Directions for this task: Please give back each entry below unaltered, leaving the pictures out.

Excerpts from an interface dataset:
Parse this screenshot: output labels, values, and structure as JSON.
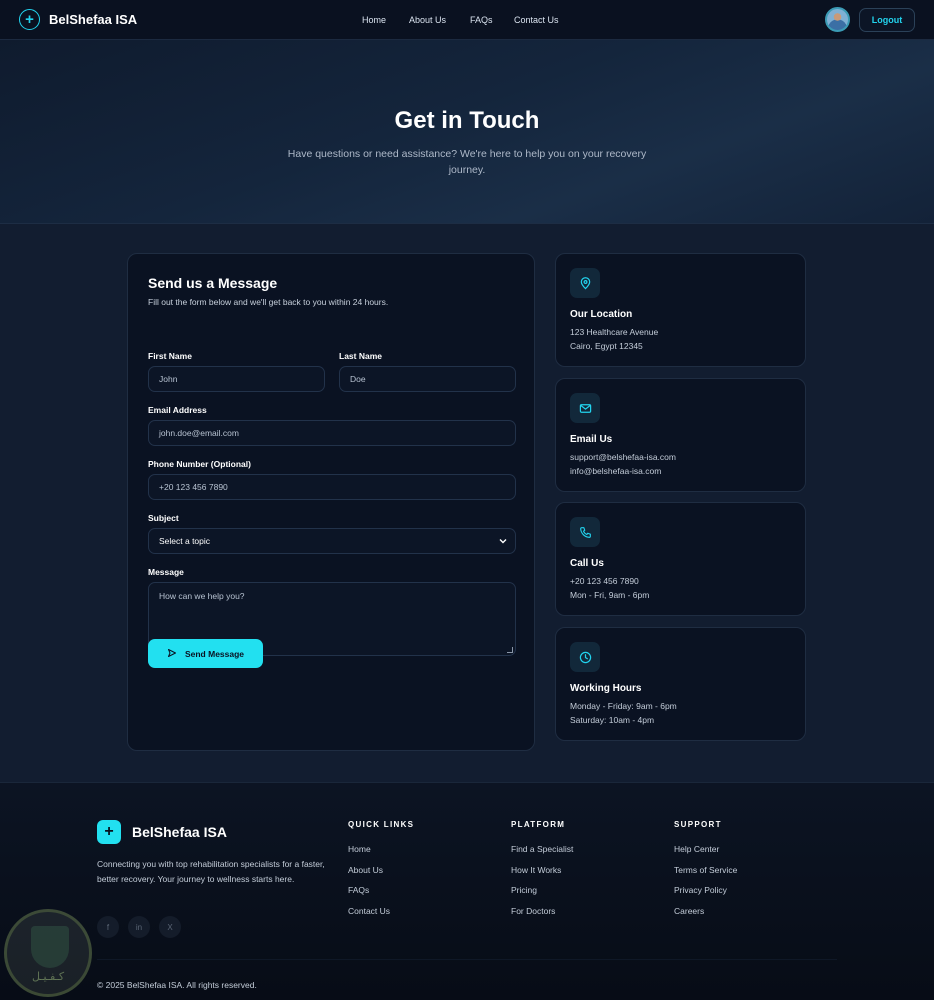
{
  "nav": {
    "brand": "BelShefaa ISA",
    "links": [
      "Home",
      "About Us",
      "FAQs",
      "Contact Us"
    ],
    "logout_label": "Logout"
  },
  "hero": {
    "title": "Get in Touch",
    "subtitle": "Have questions or need assistance? We're here to help you on your recovery journey."
  },
  "form": {
    "title": "Send us a Message",
    "subtitle": "Fill out the form below and we'll get back to you within 24 hours.",
    "first_name": {
      "label": "First Name",
      "placeholder": "John"
    },
    "last_name": {
      "label": "Last Name",
      "placeholder": "Doe"
    },
    "email": {
      "label": "Email Address",
      "placeholder": "john.doe@email.com"
    },
    "phone": {
      "label": "Phone Number (Optional)",
      "placeholder": "+20 123 456 7890"
    },
    "subject": {
      "label": "Subject",
      "selected": "Select a topic"
    },
    "message": {
      "label": "Message",
      "placeholder": "How can we help you?"
    },
    "submit_label": "Send Message"
  },
  "info_cards": [
    {
      "icon": "map-pin-icon",
      "title": "Our Location",
      "lines": [
        "123 Healthcare Avenue",
        "Cairo, Egypt 12345"
      ]
    },
    {
      "icon": "mail-icon",
      "title": "Email Us",
      "lines": [
        "support@belshefaa-isa.com",
        "info@belshefaa-isa.com"
      ]
    },
    {
      "icon": "phone-icon",
      "title": "Call Us",
      "lines": [
        "+20 123 456 7890",
        "Mon - Fri, 9am - 6pm"
      ]
    },
    {
      "icon": "clock-icon",
      "title": "Working Hours",
      "lines": [
        "Monday - Friday: 9am - 6pm",
        "Saturday: 10am - 4pm"
      ]
    }
  ],
  "footer": {
    "brand": "BelShefaa ISA",
    "description": "Connecting you with top rehabilitation specialists for a faster, better recovery. Your journey to wellness starts here.",
    "socials": [
      "f",
      "in",
      "X"
    ],
    "columns": [
      {
        "title": "QUICK LINKS",
        "links": [
          "Home",
          "About Us",
          "FAQs",
          "Contact Us"
        ]
      },
      {
        "title": "PLATFORM",
        "links": [
          "Find a Specialist",
          "How It Works",
          "Pricing",
          "For Doctors"
        ]
      },
      {
        "title": "SUPPORT",
        "links": [
          "Help Center",
          "Terms of Service",
          "Privacy Policy",
          "Careers"
        ]
      }
    ],
    "copyright": "© 2025 BelShefaa ISA. All rights reserved."
  },
  "watermark_text": "كـفـيـل",
  "colors": {
    "accent": "#22e0f0",
    "background": "#121d30",
    "card": "#0a1222"
  }
}
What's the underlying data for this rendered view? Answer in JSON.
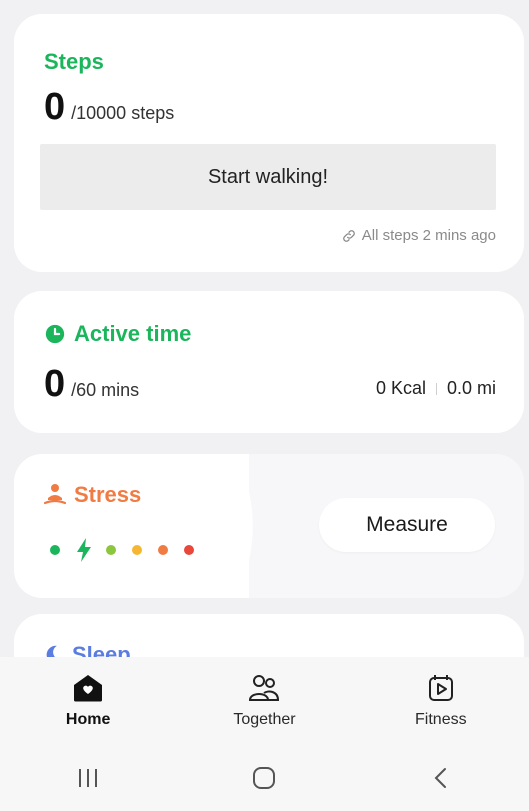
{
  "steps": {
    "title": "Steps",
    "value": "0",
    "goal": "/10000 steps",
    "button_label": "Start walking!",
    "synced_text": "All steps 2 mins ago"
  },
  "active_time": {
    "title": "Active time",
    "value": "0",
    "goal": "/60 mins",
    "kcal": "0 Kcal",
    "distance": "0.0 mi"
  },
  "stress": {
    "title": "Stress",
    "measure_label": "Measure",
    "level_colors": [
      "#1bb55c",
      "#1bb55c",
      "#8cc63f",
      "#f5b731",
      "#f07b43",
      "#e8473a"
    ]
  },
  "sleep": {
    "title": "Sleep"
  },
  "bottom_nav": {
    "items": [
      {
        "label": "Home",
        "icon": "home-icon",
        "active": true
      },
      {
        "label": "Together",
        "icon": "people-icon",
        "active": false
      },
      {
        "label": "Fitness",
        "icon": "fitness-icon",
        "active": false
      }
    ]
  },
  "colors": {
    "green": "#1bb55c",
    "orange": "#f07b43",
    "sleep_blue": "#5b7ce0"
  }
}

Answer section:
Parse this screenshot: output labels, values, and structure as JSON.
{
  "nav": {
    "brand": "BelShefaa ISA",
    "links": [
      "Home",
      "About Us",
      "FAQs",
      "Contact Us"
    ],
    "logout_label": "Logout"
  },
  "hero": {
    "title": "Get in Touch",
    "subtitle": "Have questions or need assistance? We're here to help you on your recovery journey."
  },
  "form": {
    "title": "Send us a Message",
    "subtitle": "Fill out the form below and we'll get back to you within 24 hours.",
    "first_name": {
      "label": "First Name",
      "placeholder": "John"
    },
    "last_name": {
      "label": "Last Name",
      "placeholder": "Doe"
    },
    "email": {
      "label": "Email Address",
      "placeholder": "john.doe@email.com"
    },
    "phone": {
      "label": "Phone Number (Optional)",
      "placeholder": "+20 123 456 7890"
    },
    "subject": {
      "label": "Subject",
      "selected": "Select a topic"
    },
    "message": {
      "label": "Message",
      "placeholder": "How can we help you?"
    },
    "submit_label": "Send Message"
  },
  "info_cards": [
    {
      "icon": "map-pin-icon",
      "title": "Our Location",
      "lines": [
        "123 Healthcare Avenue",
        "Cairo, Egypt 12345"
      ]
    },
    {
      "icon": "mail-icon",
      "title": "Email Us",
      "lines": [
        "support@belshefaa-isa.com",
        "info@belshefaa-isa.com"
      ]
    },
    {
      "icon": "phone-icon",
      "title": "Call Us",
      "lines": [
        "+20 123 456 7890",
        "Mon - Fri, 9am - 6pm"
      ]
    },
    {
      "icon": "clock-icon",
      "title": "Working Hours",
      "lines": [
        "Monday - Friday: 9am - 6pm",
        "Saturday: 10am - 4pm"
      ]
    }
  ],
  "footer": {
    "brand": "BelShefaa ISA",
    "description": "Connecting you with top rehabilitation specialists for a faster, better recovery. Your journey to wellness starts here.",
    "socials": [
      "f",
      "in",
      "X"
    ],
    "columns": [
      {
        "title": "QUICK LINKS",
        "links": [
          "Home",
          "About Us",
          "FAQs",
          "Contact Us"
        ]
      },
      {
        "title": "PLATFORM",
        "links": [
          "Find a Specialist",
          "How It Works",
          "Pricing",
          "For Doctors"
        ]
      },
      {
        "title": "SUPPORT",
        "links": [
          "Help Center",
          "Terms of Service",
          "Privacy Policy",
          "Careers"
        ]
      }
    ],
    "copyright": "© 2025 BelShefaa ISA. All rights reserved."
  },
  "watermark_text": "كـفـيـل",
  "colors": {
    "accent": "#22e0f0",
    "background": "#121d30",
    "card": "#0a1222"
  }
}
What's the underlying data for this rendered view? Answer in JSON.
{
  "steps": {
    "title": "Steps",
    "value": "0",
    "goal": "/10000 steps",
    "button_label": "Start walking!",
    "synced_text": "All steps 2 mins ago"
  },
  "active_time": {
    "title": "Active time",
    "value": "0",
    "goal": "/60 mins",
    "kcal": "0 Kcal",
    "distance": "0.0 mi"
  },
  "stress": {
    "title": "Stress",
    "measure_label": "Measure",
    "level_colors": [
      "#1bb55c",
      "#1bb55c",
      "#8cc63f",
      "#f5b731",
      "#f07b43",
      "#e8473a"
    ]
  },
  "sleep": {
    "title": "Sleep"
  },
  "bottom_nav": {
    "items": [
      {
        "label": "Home",
        "icon": "home-icon",
        "active": true
      },
      {
        "label": "Together",
        "icon": "people-icon",
        "active": false
      },
      {
        "label": "Fitness",
        "icon": "fitness-icon",
        "active": false
      }
    ]
  },
  "colors": {
    "green": "#1bb55c",
    "orange": "#f07b43",
    "sleep_blue": "#5b7ce0"
  }
}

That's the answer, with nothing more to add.